◆ Task prompt ◆
For these records, count the lines containing the word "modules" and respond with the number alone.

Dataset rows describing interfaces:

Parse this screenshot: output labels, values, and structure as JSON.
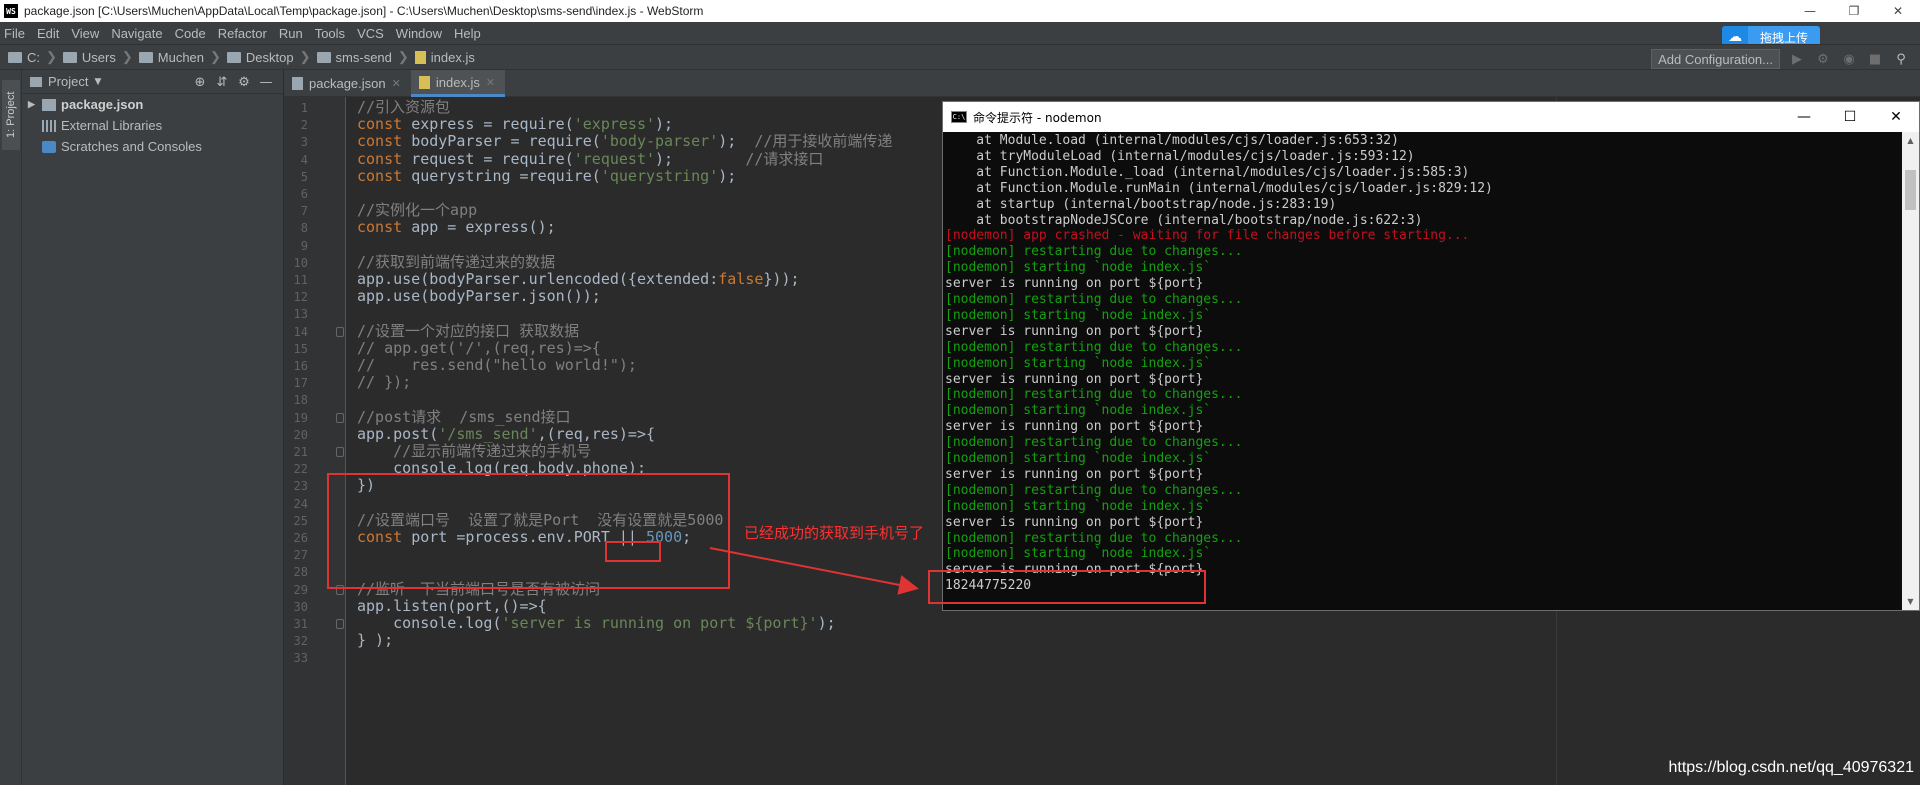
{
  "window": {
    "title": "package.json [C:\\Users\\Muchen\\AppData\\Local\\Temp\\package.json] - C:\\Users\\Muchen\\Desktop\\sms-send\\index.js - WebStorm",
    "logo": "WS"
  },
  "menu": [
    "File",
    "Edit",
    "View",
    "Navigate",
    "Code",
    "Refactor",
    "Run",
    "Tools",
    "VCS",
    "Window",
    "Help"
  ],
  "upload_label": "拖拽上传",
  "breadcrumb": [
    "C:",
    "Users",
    "Muchen",
    "Desktop",
    "sms-send",
    "index.js"
  ],
  "add_config": "Add Configuration...",
  "side_tab": "1: Project",
  "project": {
    "title": "Project",
    "items": [
      "package.json",
      "External Libraries",
      "Scratches and Consoles"
    ]
  },
  "tabs": [
    "package.json",
    "index.js"
  ],
  "annotation": "已经成功的获取到手机号了",
  "terminal": {
    "title": "命令提示符 - nodemon",
    "lines": [
      {
        "text": "    at Module.load (internal/modules/cjs/loader.js:653:32)",
        "color": "white"
      },
      {
        "text": "    at tryModuleLoad (internal/modules/cjs/loader.js:593:12)",
        "color": "white"
      },
      {
        "text": "    at Function.Module._load (internal/modules/cjs/loader.js:585:3)",
        "color": "white"
      },
      {
        "text": "    at Function.Module.runMain (internal/modules/cjs/loader.js:829:12)",
        "color": "white"
      },
      {
        "text": "    at startup (internal/bootstrap/node.js:283:19)",
        "color": "white"
      },
      {
        "text": "    at bootstrapNodeJSCore (internal/bootstrap/node.js:622:3)",
        "color": "white"
      },
      {
        "text": "[nodemon] app crashed - waiting for file changes before starting...",
        "color": "red"
      },
      {
        "text": "[nodemon] restarting due to changes...",
        "color": "green"
      },
      {
        "text": "[nodemon] starting `node index.js`",
        "color": "green"
      },
      {
        "text": "server is running on port ${port}",
        "color": "white"
      },
      {
        "text": "[nodemon] restarting due to changes...",
        "color": "green"
      },
      {
        "text": "[nodemon] starting `node index.js`",
        "color": "green"
      },
      {
        "text": "server is running on port ${port}",
        "color": "white"
      },
      {
        "text": "[nodemon] restarting due to changes...",
        "color": "green"
      },
      {
        "text": "[nodemon] starting `node index.js`",
        "color": "green"
      },
      {
        "text": "server is running on port ${port}",
        "color": "white"
      },
      {
        "text": "[nodemon] restarting due to changes...",
        "color": "green"
      },
      {
        "text": "[nodemon] starting `node index.js`",
        "color": "green"
      },
      {
        "text": "server is running on port ${port}",
        "color": "white"
      },
      {
        "text": "[nodemon] restarting due to changes...",
        "color": "green"
      },
      {
        "text": "[nodemon] starting `node index.js`",
        "color": "green"
      },
      {
        "text": "server is running on port ${port}",
        "color": "white"
      },
      {
        "text": "[nodemon] restarting due to changes...",
        "color": "green"
      },
      {
        "text": "[nodemon] starting `node index.js`",
        "color": "green"
      },
      {
        "text": "server is running on port ${port}",
        "color": "white"
      },
      {
        "text": "[nodemon] restarting due to changes...",
        "color": "green"
      },
      {
        "text": "[nodemon] starting `node index.js`",
        "color": "green"
      },
      {
        "text": "server is running on port ${port}",
        "color": "white"
      },
      {
        "text": "18244775220",
        "color": "white"
      }
    ]
  },
  "code_lines": [
    [
      [
        "cm",
        "//引入资源包"
      ]
    ],
    [
      [
        "kw",
        "const "
      ],
      [
        "",
        "express = require("
      ],
      [
        "str",
        "'express'"
      ],
      [
        "",
        ");"
      ]
    ],
    [
      [
        "kw",
        "const "
      ],
      [
        "",
        "bodyParser = require("
      ],
      [
        "str",
        "'body-parser'"
      ],
      [
        "",
        ");  "
      ],
      [
        "cm",
        "//用于接收前端传递"
      ]
    ],
    [
      [
        "kw",
        "const "
      ],
      [
        "",
        "request = require("
      ],
      [
        "str",
        "'request'"
      ],
      [
        "",
        ");        "
      ],
      [
        "cm",
        "//请求接口"
      ]
    ],
    [
      [
        "kw",
        "const "
      ],
      [
        "",
        "querystring =require("
      ],
      [
        "str",
        "'querystring'"
      ],
      [
        "",
        ");"
      ]
    ],
    [],
    [
      [
        "cm",
        "//实例化一个app"
      ]
    ],
    [
      [
        "kw",
        "const "
      ],
      [
        "",
        "app = express();"
      ]
    ],
    [],
    [
      [
        "cm",
        "//获取到前端传递过来的数据"
      ]
    ],
    [
      [
        "",
        "app.use(bodyParser.urlencoded({extended:"
      ],
      [
        "kw",
        "false"
      ],
      [
        "",
        "}));"
      ]
    ],
    [
      [
        "",
        "app.use(bodyParser.json());"
      ]
    ],
    [],
    [
      [
        "cm",
        "//设置一个对应的接口 获取数据"
      ]
    ],
    [
      [
        "cm",
        "// app.get('/',(req,res)=>{"
      ]
    ],
    [
      [
        "cm",
        "//    res.send(\"hello world!\");"
      ]
    ],
    [
      [
        "cm",
        "// });"
      ]
    ],
    [],
    [
      [
        "cm",
        "//post请求  /sms_send接口"
      ]
    ],
    [
      [
        "",
        "app.post("
      ],
      [
        "str",
        "'/sms_send'"
      ],
      [
        "",
        ",(req,res)=>{"
      ]
    ],
    [
      [
        "",
        "    "
      ],
      [
        "cm",
        "//显示前端传递过来的手机号"
      ]
    ],
    [
      [
        "",
        "    console.log(req.body.phone);"
      ]
    ],
    [
      [
        "",
        "})"
      ]
    ],
    [],
    [
      [
        "cm",
        "//设置端口号  设置了就是Port  没有设置就是5000"
      ]
    ],
    [
      [
        "kw",
        "const "
      ],
      [
        "",
        "port =process.env.PORT || "
      ],
      [
        "num",
        "5000"
      ],
      [
        "",
        ";"
      ]
    ],
    [],
    [],
    [
      [
        "cm",
        "//监听一下当前端口号是否有被访问"
      ]
    ],
    [
      [
        "",
        "app.listen(port,()=>{"
      ]
    ],
    [
      [
        "",
        "    console.log("
      ],
      [
        "str",
        "'server is running on port ${port}'"
      ],
      [
        "",
        ");"
      ]
    ],
    [
      [
        "",
        "} );"
      ]
    ],
    []
  ],
  "watermark": "https://blog.csdn.net/qq_40976321"
}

◆ Reply ◆
4